**Interface dataset entries**
☆ ☆ ☆ ☆

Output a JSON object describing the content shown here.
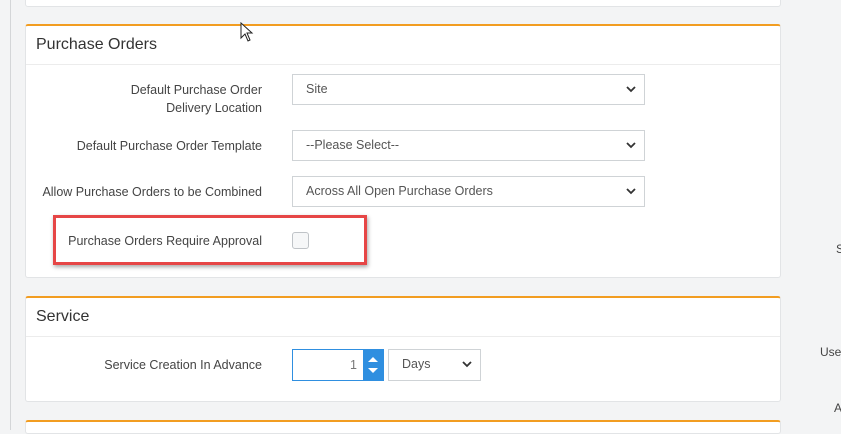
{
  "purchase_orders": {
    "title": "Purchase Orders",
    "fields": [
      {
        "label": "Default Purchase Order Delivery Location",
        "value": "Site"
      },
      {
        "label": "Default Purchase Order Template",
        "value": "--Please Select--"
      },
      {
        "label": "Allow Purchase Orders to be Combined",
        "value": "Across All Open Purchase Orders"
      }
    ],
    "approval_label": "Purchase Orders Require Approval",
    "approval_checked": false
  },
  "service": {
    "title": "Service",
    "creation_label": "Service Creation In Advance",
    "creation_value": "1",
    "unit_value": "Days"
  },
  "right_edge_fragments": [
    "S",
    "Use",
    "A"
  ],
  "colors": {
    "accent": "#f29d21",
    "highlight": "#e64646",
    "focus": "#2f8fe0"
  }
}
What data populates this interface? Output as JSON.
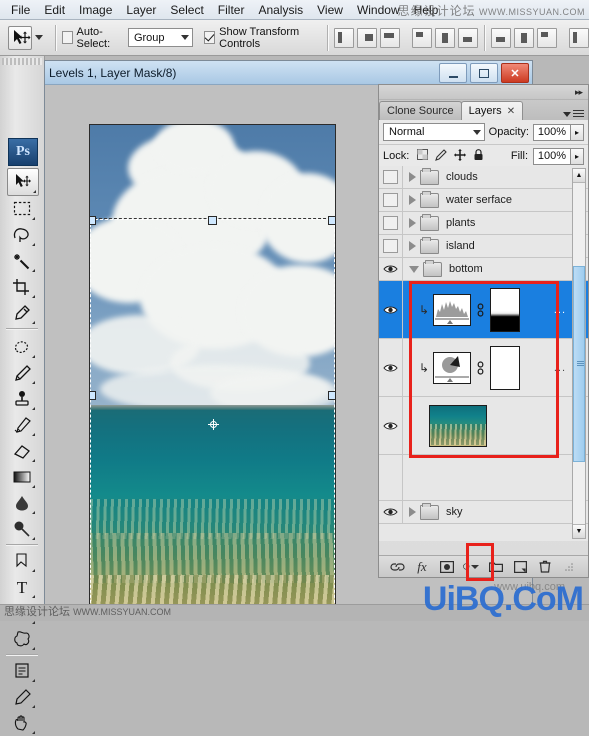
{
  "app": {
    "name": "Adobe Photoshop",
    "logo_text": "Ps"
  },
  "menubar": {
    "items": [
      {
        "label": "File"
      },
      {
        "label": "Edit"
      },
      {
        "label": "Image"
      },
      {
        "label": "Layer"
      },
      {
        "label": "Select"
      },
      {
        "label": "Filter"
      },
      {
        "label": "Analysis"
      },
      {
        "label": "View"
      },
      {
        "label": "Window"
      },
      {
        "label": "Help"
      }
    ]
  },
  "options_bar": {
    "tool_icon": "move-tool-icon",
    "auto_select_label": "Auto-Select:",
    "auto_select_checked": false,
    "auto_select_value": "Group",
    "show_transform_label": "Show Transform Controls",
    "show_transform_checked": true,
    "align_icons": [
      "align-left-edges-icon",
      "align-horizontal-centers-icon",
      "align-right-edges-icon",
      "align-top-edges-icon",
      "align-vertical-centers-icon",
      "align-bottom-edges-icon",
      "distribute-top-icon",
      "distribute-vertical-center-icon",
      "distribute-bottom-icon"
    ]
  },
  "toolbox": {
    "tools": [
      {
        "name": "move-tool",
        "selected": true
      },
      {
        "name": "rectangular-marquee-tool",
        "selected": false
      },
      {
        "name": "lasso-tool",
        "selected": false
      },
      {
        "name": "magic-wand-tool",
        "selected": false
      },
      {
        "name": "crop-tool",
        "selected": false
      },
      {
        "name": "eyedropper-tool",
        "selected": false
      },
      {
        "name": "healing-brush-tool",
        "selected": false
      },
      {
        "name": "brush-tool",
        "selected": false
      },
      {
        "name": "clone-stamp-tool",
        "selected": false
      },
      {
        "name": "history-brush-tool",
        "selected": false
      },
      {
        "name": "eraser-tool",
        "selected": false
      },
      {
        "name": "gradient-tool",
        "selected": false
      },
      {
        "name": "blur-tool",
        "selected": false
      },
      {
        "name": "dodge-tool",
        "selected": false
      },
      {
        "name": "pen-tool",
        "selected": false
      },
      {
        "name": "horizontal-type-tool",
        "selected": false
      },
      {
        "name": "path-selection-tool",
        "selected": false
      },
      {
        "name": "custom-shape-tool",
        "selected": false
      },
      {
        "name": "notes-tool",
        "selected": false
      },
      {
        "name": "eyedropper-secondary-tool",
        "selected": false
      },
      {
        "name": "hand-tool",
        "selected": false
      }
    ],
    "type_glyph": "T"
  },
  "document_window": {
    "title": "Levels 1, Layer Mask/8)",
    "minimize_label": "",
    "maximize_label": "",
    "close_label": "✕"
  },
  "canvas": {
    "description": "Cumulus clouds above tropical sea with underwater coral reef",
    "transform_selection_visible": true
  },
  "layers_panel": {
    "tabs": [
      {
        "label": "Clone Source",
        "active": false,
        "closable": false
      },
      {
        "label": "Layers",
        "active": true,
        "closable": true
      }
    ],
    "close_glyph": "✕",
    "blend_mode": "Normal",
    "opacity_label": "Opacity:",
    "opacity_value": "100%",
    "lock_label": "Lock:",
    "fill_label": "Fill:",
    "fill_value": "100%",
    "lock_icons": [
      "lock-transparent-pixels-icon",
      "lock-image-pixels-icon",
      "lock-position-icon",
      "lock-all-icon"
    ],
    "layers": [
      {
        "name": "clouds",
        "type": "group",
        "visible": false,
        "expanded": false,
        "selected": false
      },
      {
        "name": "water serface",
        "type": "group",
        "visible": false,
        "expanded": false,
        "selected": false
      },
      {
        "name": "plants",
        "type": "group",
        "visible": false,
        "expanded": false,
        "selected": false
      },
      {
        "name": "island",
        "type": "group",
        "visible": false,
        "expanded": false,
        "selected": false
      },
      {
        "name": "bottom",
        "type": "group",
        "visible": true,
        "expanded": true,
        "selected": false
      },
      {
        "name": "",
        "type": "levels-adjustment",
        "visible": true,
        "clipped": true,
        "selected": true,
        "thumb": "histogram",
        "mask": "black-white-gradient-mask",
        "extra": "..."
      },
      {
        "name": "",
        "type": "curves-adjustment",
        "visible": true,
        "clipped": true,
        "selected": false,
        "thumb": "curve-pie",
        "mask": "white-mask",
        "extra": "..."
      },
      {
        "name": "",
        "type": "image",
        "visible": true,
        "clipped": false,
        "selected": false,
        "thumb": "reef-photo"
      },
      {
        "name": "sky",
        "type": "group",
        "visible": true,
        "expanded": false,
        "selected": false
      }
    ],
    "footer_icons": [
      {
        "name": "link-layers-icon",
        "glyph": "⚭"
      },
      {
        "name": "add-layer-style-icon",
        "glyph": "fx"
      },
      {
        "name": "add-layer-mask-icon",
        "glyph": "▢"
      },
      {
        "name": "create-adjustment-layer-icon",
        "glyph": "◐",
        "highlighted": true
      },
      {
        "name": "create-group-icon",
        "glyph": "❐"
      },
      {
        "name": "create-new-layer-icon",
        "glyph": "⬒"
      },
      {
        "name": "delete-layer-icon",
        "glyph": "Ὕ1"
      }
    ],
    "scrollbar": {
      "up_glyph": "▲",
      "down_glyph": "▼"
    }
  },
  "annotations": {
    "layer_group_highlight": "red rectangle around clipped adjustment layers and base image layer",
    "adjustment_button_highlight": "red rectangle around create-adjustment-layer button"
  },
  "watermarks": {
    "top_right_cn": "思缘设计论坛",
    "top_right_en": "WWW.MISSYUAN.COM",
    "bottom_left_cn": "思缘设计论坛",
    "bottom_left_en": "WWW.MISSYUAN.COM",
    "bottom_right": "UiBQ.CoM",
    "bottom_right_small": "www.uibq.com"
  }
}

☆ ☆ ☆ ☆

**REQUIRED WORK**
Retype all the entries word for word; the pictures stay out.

**FINISHED EXERCISE**
Output a JSON object describing the content shown here.
{
  "purchase_orders": {
    "title": "Purchase Orders",
    "fields": [
      {
        "label": "Default Purchase Order Delivery Location",
        "value": "Site"
      },
      {
        "label": "Default Purchase Order Template",
        "value": "--Please Select--"
      },
      {
        "label": "Allow Purchase Orders to be Combined",
        "value": "Across All Open Purchase Orders"
      }
    ],
    "approval_label": "Purchase Orders Require Approval",
    "approval_checked": false
  },
  "service": {
    "title": "Service",
    "creation_label": "Service Creation In Advance",
    "creation_value": "1",
    "unit_value": "Days"
  },
  "right_edge_fragments": [
    "S",
    "Use",
    "A"
  ],
  "colors": {
    "accent": "#f29d21",
    "highlight": "#e64646",
    "focus": "#2f8fe0"
  }
}
What data populates this interface? Output as JSON.
{
  "app": {
    "name": "Adobe Photoshop",
    "logo_text": "Ps"
  },
  "menubar": {
    "items": [
      {
        "label": "File"
      },
      {
        "label": "Edit"
      },
      {
        "label": "Image"
      },
      {
        "label": "Layer"
      },
      {
        "label": "Select"
      },
      {
        "label": "Filter"
      },
      {
        "label": "Analysis"
      },
      {
        "label": "View"
      },
      {
        "label": "Window"
      },
      {
        "label": "Help"
      }
    ]
  },
  "options_bar": {
    "tool_icon": "move-tool-icon",
    "auto_select_label": "Auto-Select:",
    "auto_select_checked": false,
    "auto_select_value": "Group",
    "show_transform_label": "Show Transform Controls",
    "show_transform_checked": true,
    "align_icons": [
      "align-left-edges-icon",
      "align-horizontal-centers-icon",
      "align-right-edges-icon",
      "align-top-edges-icon",
      "align-vertical-centers-icon",
      "align-bottom-edges-icon",
      "distribute-top-icon",
      "distribute-vertical-center-icon",
      "distribute-bottom-icon"
    ]
  },
  "toolbox": {
    "tools": [
      {
        "name": "move-tool",
        "selected": true
      },
      {
        "name": "rectangular-marquee-tool",
        "selected": false
      },
      {
        "name": "lasso-tool",
        "selected": false
      },
      {
        "name": "magic-wand-tool",
        "selected": false
      },
      {
        "name": "crop-tool",
        "selected": false
      },
      {
        "name": "eyedropper-tool",
        "selected": false
      },
      {
        "name": "healing-brush-tool",
        "selected": false
      },
      {
        "name": "brush-tool",
        "selected": false
      },
      {
        "name": "clone-stamp-tool",
        "selected": false
      },
      {
        "name": "history-brush-tool",
        "selected": false
      },
      {
        "name": "eraser-tool",
        "selected": false
      },
      {
        "name": "gradient-tool",
        "selected": false
      },
      {
        "name": "blur-tool",
        "selected": false
      },
      {
        "name": "dodge-tool",
        "selected": false
      },
      {
        "name": "pen-tool",
        "selected": false
      },
      {
        "name": "horizontal-type-tool",
        "selected": false
      },
      {
        "name": "path-selection-tool",
        "selected": false
      },
      {
        "name": "custom-shape-tool",
        "selected": false
      },
      {
        "name": "notes-tool",
        "selected": false
      },
      {
        "name": "eyedropper-secondary-tool",
        "selected": false
      },
      {
        "name": "hand-tool",
        "selected": false
      }
    ],
    "type_glyph": "T"
  },
  "document_window": {
    "title": "Levels 1, Layer Mask/8)",
    "minimize_label": "",
    "maximize_label": "",
    "close_label": "✕"
  },
  "canvas": {
    "description": "Cumulus clouds above tropical sea with underwater coral reef",
    "transform_selection_visible": true
  },
  "layers_panel": {
    "tabs": [
      {
        "label": "Clone Source",
        "active": false,
        "closable": false
      },
      {
        "label": "Layers",
        "active": true,
        "closable": true
      }
    ],
    "close_glyph": "✕",
    "blend_mode": "Normal",
    "opacity_label": "Opacity:",
    "opacity_value": "100%",
    "lock_label": "Lock:",
    "fill_label": "Fill:",
    "fill_value": "100%",
    "lock_icons": [
      "lock-transparent-pixels-icon",
      "lock-image-pixels-icon",
      "lock-position-icon",
      "lock-all-icon"
    ],
    "layers": [
      {
        "name": "clouds",
        "type": "group",
        "visible": false,
        "expanded": false,
        "selected": false
      },
      {
        "name": "water serface",
        "type": "group",
        "visible": false,
        "expanded": false,
        "selected": false
      },
      {
        "name": "plants",
        "type": "group",
        "visible": false,
        "expanded": false,
        "selected": false
      },
      {
        "name": "island",
        "type": "group",
        "visible": false,
        "expanded": false,
        "selected": false
      },
      {
        "name": "bottom",
        "type": "group",
        "visible": true,
        "expanded": true,
        "selected": false
      },
      {
        "name": "",
        "type": "levels-adjustment",
        "visible": true,
        "clipped": true,
        "selected": true,
        "thumb": "histogram",
        "mask": "black-white-gradient-mask",
        "extra": "..."
      },
      {
        "name": "",
        "type": "curves-adjustment",
        "visible": true,
        "clipped": true,
        "selected": false,
        "thumb": "curve-pie",
        "mask": "white-mask",
        "extra": "..."
      },
      {
        "name": "",
        "type": "image",
        "visible": true,
        "clipped": false,
        "selected": false,
        "thumb": "reef-photo"
      },
      {
        "name": "sky",
        "type": "group",
        "visible": true,
        "expanded": false,
        "selected": false
      }
    ],
    "footer_icons": [
      {
        "name": "link-layers-icon",
        "glyph": "⚭"
      },
      {
        "name": "add-layer-style-icon",
        "glyph": "fx"
      },
      {
        "name": "add-layer-mask-icon",
        "glyph": "▢"
      },
      {
        "name": "create-adjustment-layer-icon",
        "glyph": "◐",
        "highlighted": true
      },
      {
        "name": "create-group-icon",
        "glyph": "❐"
      },
      {
        "name": "create-new-layer-icon",
        "glyph": "⬒"
      },
      {
        "name": "delete-layer-icon",
        "glyph": "Ὕ1"
      }
    ],
    "scrollbar": {
      "up_glyph": "▲",
      "down_glyph": "▼"
    }
  },
  "annotations": {
    "layer_group_highlight": "red rectangle around clipped adjustment layers and base image layer",
    "adjustment_button_highlight": "red rectangle around create-adjustment-layer button"
  },
  "watermarks": {
    "top_right_cn": "思缘设计论坛",
    "top_right_en": "WWW.MISSYUAN.COM",
    "bottom_left_cn": "思缘设计论坛",
    "bottom_left_en": "WWW.MISSYUAN.COM",
    "bottom_right": "UiBQ.CoM",
    "bottom_right_small": "www.uibq.com"
  }
}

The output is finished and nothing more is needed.